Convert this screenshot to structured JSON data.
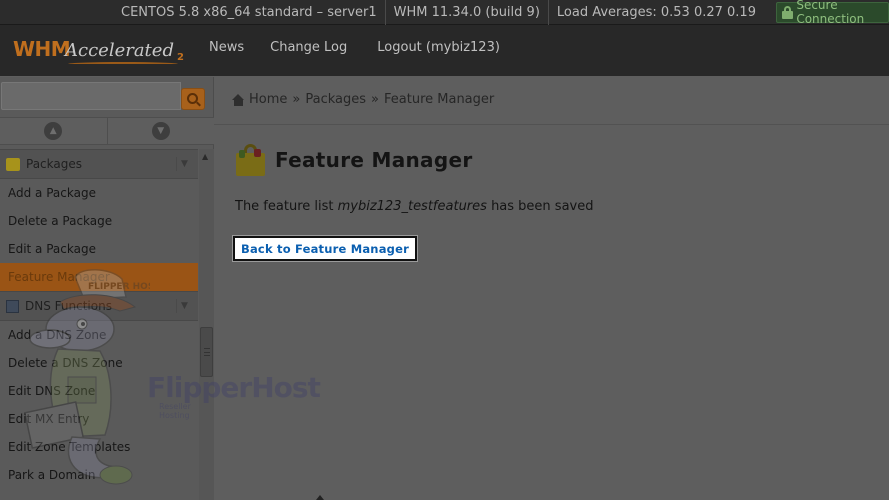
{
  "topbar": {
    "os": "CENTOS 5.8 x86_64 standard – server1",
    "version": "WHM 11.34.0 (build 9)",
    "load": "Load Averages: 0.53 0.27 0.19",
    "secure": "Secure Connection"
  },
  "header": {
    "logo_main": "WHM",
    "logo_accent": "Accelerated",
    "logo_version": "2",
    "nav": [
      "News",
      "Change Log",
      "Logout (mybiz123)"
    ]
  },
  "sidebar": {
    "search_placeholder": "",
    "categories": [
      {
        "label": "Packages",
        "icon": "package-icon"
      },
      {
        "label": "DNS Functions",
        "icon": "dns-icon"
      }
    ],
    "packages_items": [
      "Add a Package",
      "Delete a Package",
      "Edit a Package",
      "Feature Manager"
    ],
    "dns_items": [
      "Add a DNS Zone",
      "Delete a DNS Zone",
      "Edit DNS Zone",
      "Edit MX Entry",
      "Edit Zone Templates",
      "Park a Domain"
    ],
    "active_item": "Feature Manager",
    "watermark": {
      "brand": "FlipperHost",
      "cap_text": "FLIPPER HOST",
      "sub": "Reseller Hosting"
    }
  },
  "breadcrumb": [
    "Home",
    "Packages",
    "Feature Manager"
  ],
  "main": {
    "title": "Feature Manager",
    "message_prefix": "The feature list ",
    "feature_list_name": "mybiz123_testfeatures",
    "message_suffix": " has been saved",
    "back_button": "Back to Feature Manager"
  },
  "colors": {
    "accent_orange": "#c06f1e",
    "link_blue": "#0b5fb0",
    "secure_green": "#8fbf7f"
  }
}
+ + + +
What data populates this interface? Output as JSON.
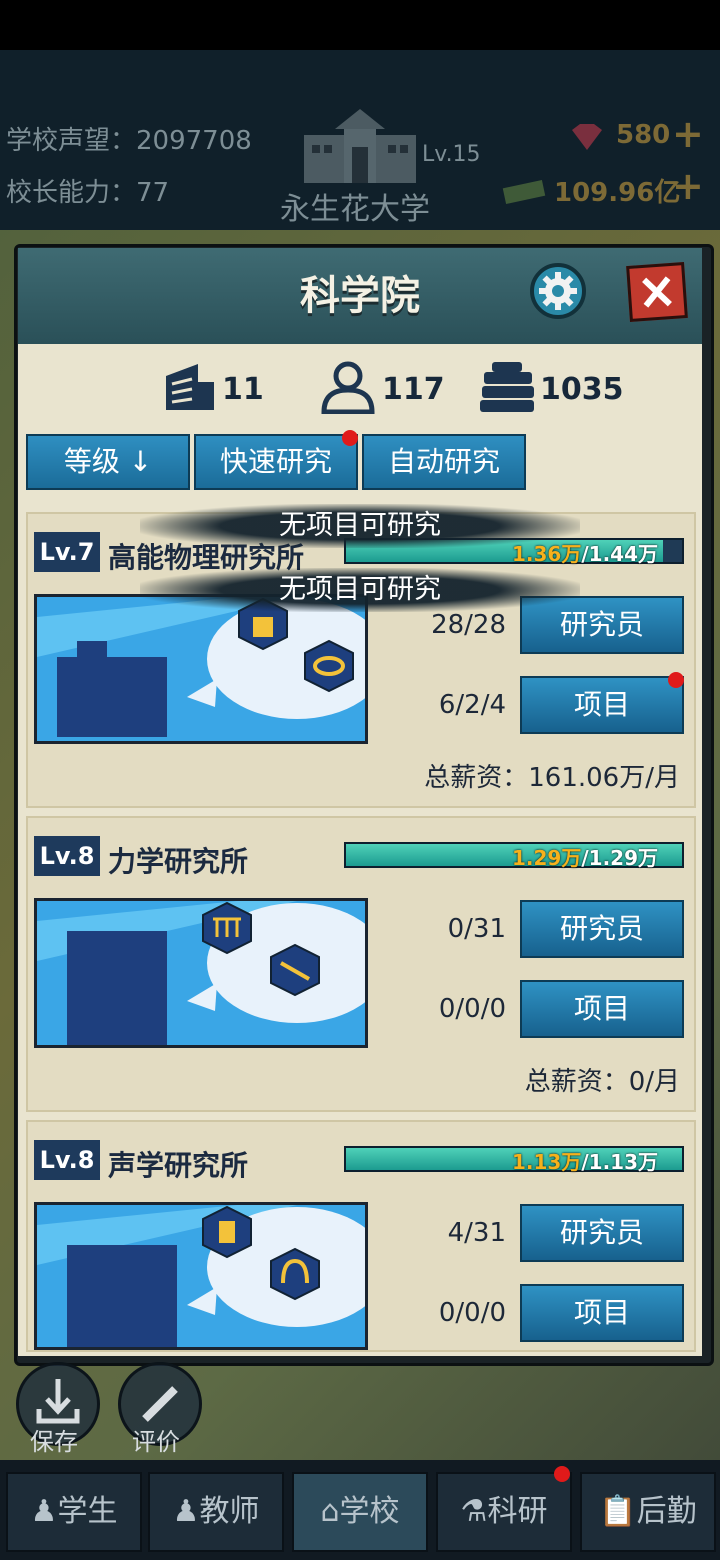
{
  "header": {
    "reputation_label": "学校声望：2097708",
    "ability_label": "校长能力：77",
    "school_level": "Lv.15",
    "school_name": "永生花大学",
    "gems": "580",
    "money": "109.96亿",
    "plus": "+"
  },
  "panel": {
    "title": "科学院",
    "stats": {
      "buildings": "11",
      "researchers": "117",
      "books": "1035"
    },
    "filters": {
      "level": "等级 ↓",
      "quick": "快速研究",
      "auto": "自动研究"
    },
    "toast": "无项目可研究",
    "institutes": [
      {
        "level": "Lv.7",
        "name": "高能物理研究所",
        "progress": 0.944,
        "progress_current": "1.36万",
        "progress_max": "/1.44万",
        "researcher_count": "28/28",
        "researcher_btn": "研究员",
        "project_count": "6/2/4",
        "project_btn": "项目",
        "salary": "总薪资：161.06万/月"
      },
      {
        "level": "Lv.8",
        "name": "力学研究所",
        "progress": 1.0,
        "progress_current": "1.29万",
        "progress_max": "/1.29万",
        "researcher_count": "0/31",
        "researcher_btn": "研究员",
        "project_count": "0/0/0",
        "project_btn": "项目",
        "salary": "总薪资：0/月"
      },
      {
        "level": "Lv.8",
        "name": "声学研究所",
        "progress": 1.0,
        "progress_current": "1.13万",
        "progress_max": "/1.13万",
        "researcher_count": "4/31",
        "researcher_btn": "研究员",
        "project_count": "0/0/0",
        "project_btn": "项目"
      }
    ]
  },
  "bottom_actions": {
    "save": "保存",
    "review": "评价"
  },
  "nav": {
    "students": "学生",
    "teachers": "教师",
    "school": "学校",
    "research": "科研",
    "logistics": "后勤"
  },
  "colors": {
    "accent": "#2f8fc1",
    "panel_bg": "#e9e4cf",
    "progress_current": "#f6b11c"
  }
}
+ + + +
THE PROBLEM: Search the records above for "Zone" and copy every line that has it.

YOUR SOLUTION:
      "Add a DNS Zone",
      "Delete a DNS Zone",
      "Edit DNS Zone",
      "Edit Zone Templates",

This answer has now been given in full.